A quick how-to for my most complicated piece. You may want to open the full-size picture in another browser or tab.
1) A piece of tape about 6-8 times longer than its width.
2) Fold it as close to 60 degrees as you can.
3) Fold the short end over the triangular overlap. If it doesn't line up perfectly, unfold both folds and try again, using the creases as a guide. Cut off the extra tape on the short end when it is properly lined up. Fold the remaining long end until there isn't enough tape left to cover a side. Cut off the remaining tape.
4) Put the triangle onto a piece of double-sided tape on a sheet of paper. You may also wish to put plastic or wax paper under the paper, to protect the surface from the marker.
5) Color the triangles with permanent markers. You may also wish to let it dry for a while and add a second coat. This is where the instructions differ depending on the model you are making. For the model I am making, you will need twenty constructs, each consisting of nineteen triangles of one color and sixteen of another, for a total of 700 triangles. Good luck.
6) Stick ten triangles of alternating color, color side up, onto a strip of tape.
7) Cut the extra tape off of one end, and cut the other end into a triangular tab.
8) Use the tab to make a loop. Repeat steps 6-8 three times.
9) Put a short strip of tape in each direction onto one of the triangles remaining of the nineteen, and trim the edges to make tabs as shown.
10) Do the same for the last of the sixteen, with longer strips, and add the last three triangles around it before trimming the tabs.
11) Stick one loop on each side of the large triangle from step 10. Opposite the large triangle, attach the small triangle to all three loops. Use three more pieces of tape, through adjoining loops, to connect the loops. For all three pieces on all twenty constructs, have the tape go the same way. Trim the tape to make tabs.
12) Use the two tabs coming from each loop, along with an additional short piece of tape, to conect two constructs on the inside, You can reach inside to push down the tabs, or tuse a bent paperclip at the corners.
13) Continue, to make a loop of five. This is one side of the eventual dodecahedron.

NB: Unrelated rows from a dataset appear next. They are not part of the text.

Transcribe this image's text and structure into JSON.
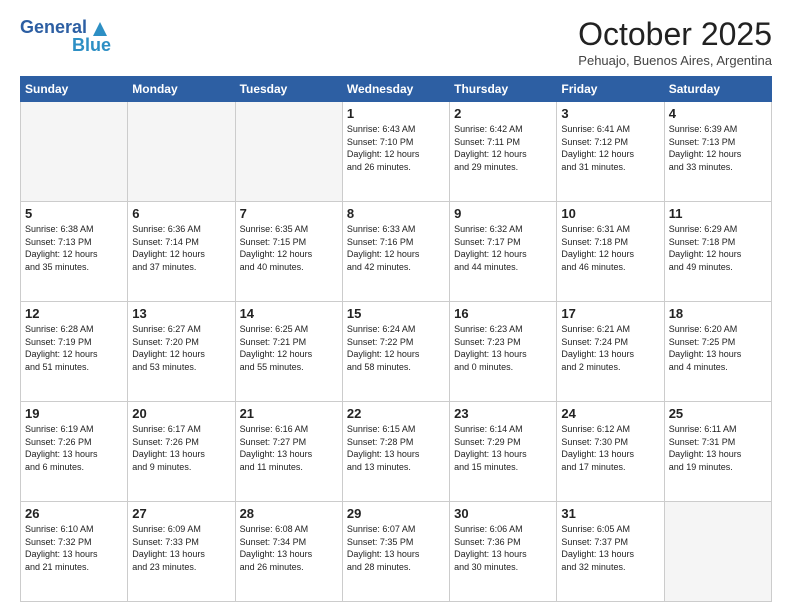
{
  "header": {
    "logo_line1": "General",
    "logo_line2": "Blue",
    "month_title": "October 2025",
    "location": "Pehuajo, Buenos Aires, Argentina"
  },
  "days_of_week": [
    "Sunday",
    "Monday",
    "Tuesday",
    "Wednesday",
    "Thursday",
    "Friday",
    "Saturday"
  ],
  "weeks": [
    [
      {
        "num": "",
        "info": ""
      },
      {
        "num": "",
        "info": ""
      },
      {
        "num": "",
        "info": ""
      },
      {
        "num": "1",
        "info": "Sunrise: 6:43 AM\nSunset: 7:10 PM\nDaylight: 12 hours\nand 26 minutes."
      },
      {
        "num": "2",
        "info": "Sunrise: 6:42 AM\nSunset: 7:11 PM\nDaylight: 12 hours\nand 29 minutes."
      },
      {
        "num": "3",
        "info": "Sunrise: 6:41 AM\nSunset: 7:12 PM\nDaylight: 12 hours\nand 31 minutes."
      },
      {
        "num": "4",
        "info": "Sunrise: 6:39 AM\nSunset: 7:13 PM\nDaylight: 12 hours\nand 33 minutes."
      }
    ],
    [
      {
        "num": "5",
        "info": "Sunrise: 6:38 AM\nSunset: 7:13 PM\nDaylight: 12 hours\nand 35 minutes."
      },
      {
        "num": "6",
        "info": "Sunrise: 6:36 AM\nSunset: 7:14 PM\nDaylight: 12 hours\nand 37 minutes."
      },
      {
        "num": "7",
        "info": "Sunrise: 6:35 AM\nSunset: 7:15 PM\nDaylight: 12 hours\nand 40 minutes."
      },
      {
        "num": "8",
        "info": "Sunrise: 6:33 AM\nSunset: 7:16 PM\nDaylight: 12 hours\nand 42 minutes."
      },
      {
        "num": "9",
        "info": "Sunrise: 6:32 AM\nSunset: 7:17 PM\nDaylight: 12 hours\nand 44 minutes."
      },
      {
        "num": "10",
        "info": "Sunrise: 6:31 AM\nSunset: 7:18 PM\nDaylight: 12 hours\nand 46 minutes."
      },
      {
        "num": "11",
        "info": "Sunrise: 6:29 AM\nSunset: 7:18 PM\nDaylight: 12 hours\nand 49 minutes."
      }
    ],
    [
      {
        "num": "12",
        "info": "Sunrise: 6:28 AM\nSunset: 7:19 PM\nDaylight: 12 hours\nand 51 minutes."
      },
      {
        "num": "13",
        "info": "Sunrise: 6:27 AM\nSunset: 7:20 PM\nDaylight: 12 hours\nand 53 minutes."
      },
      {
        "num": "14",
        "info": "Sunrise: 6:25 AM\nSunset: 7:21 PM\nDaylight: 12 hours\nand 55 minutes."
      },
      {
        "num": "15",
        "info": "Sunrise: 6:24 AM\nSunset: 7:22 PM\nDaylight: 12 hours\nand 58 minutes."
      },
      {
        "num": "16",
        "info": "Sunrise: 6:23 AM\nSunset: 7:23 PM\nDaylight: 13 hours\nand 0 minutes."
      },
      {
        "num": "17",
        "info": "Sunrise: 6:21 AM\nSunset: 7:24 PM\nDaylight: 13 hours\nand 2 minutes."
      },
      {
        "num": "18",
        "info": "Sunrise: 6:20 AM\nSunset: 7:25 PM\nDaylight: 13 hours\nand 4 minutes."
      }
    ],
    [
      {
        "num": "19",
        "info": "Sunrise: 6:19 AM\nSunset: 7:26 PM\nDaylight: 13 hours\nand 6 minutes."
      },
      {
        "num": "20",
        "info": "Sunrise: 6:17 AM\nSunset: 7:26 PM\nDaylight: 13 hours\nand 9 minutes."
      },
      {
        "num": "21",
        "info": "Sunrise: 6:16 AM\nSunset: 7:27 PM\nDaylight: 13 hours\nand 11 minutes."
      },
      {
        "num": "22",
        "info": "Sunrise: 6:15 AM\nSunset: 7:28 PM\nDaylight: 13 hours\nand 13 minutes."
      },
      {
        "num": "23",
        "info": "Sunrise: 6:14 AM\nSunset: 7:29 PM\nDaylight: 13 hours\nand 15 minutes."
      },
      {
        "num": "24",
        "info": "Sunrise: 6:12 AM\nSunset: 7:30 PM\nDaylight: 13 hours\nand 17 minutes."
      },
      {
        "num": "25",
        "info": "Sunrise: 6:11 AM\nSunset: 7:31 PM\nDaylight: 13 hours\nand 19 minutes."
      }
    ],
    [
      {
        "num": "26",
        "info": "Sunrise: 6:10 AM\nSunset: 7:32 PM\nDaylight: 13 hours\nand 21 minutes."
      },
      {
        "num": "27",
        "info": "Sunrise: 6:09 AM\nSunset: 7:33 PM\nDaylight: 13 hours\nand 23 minutes."
      },
      {
        "num": "28",
        "info": "Sunrise: 6:08 AM\nSunset: 7:34 PM\nDaylight: 13 hours\nand 26 minutes."
      },
      {
        "num": "29",
        "info": "Sunrise: 6:07 AM\nSunset: 7:35 PM\nDaylight: 13 hours\nand 28 minutes."
      },
      {
        "num": "30",
        "info": "Sunrise: 6:06 AM\nSunset: 7:36 PM\nDaylight: 13 hours\nand 30 minutes."
      },
      {
        "num": "31",
        "info": "Sunrise: 6:05 AM\nSunset: 7:37 PM\nDaylight: 13 hours\nand 32 minutes."
      },
      {
        "num": "",
        "info": ""
      }
    ]
  ]
}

14) (Not pictured) Along the way, add pieces of tape on the outside. I do this sort of on the fly, trying to make sure none of the gaps between triangles remains unreinforced.
15) (Not pictured) Once the reinforcement is added, recolor the triangles.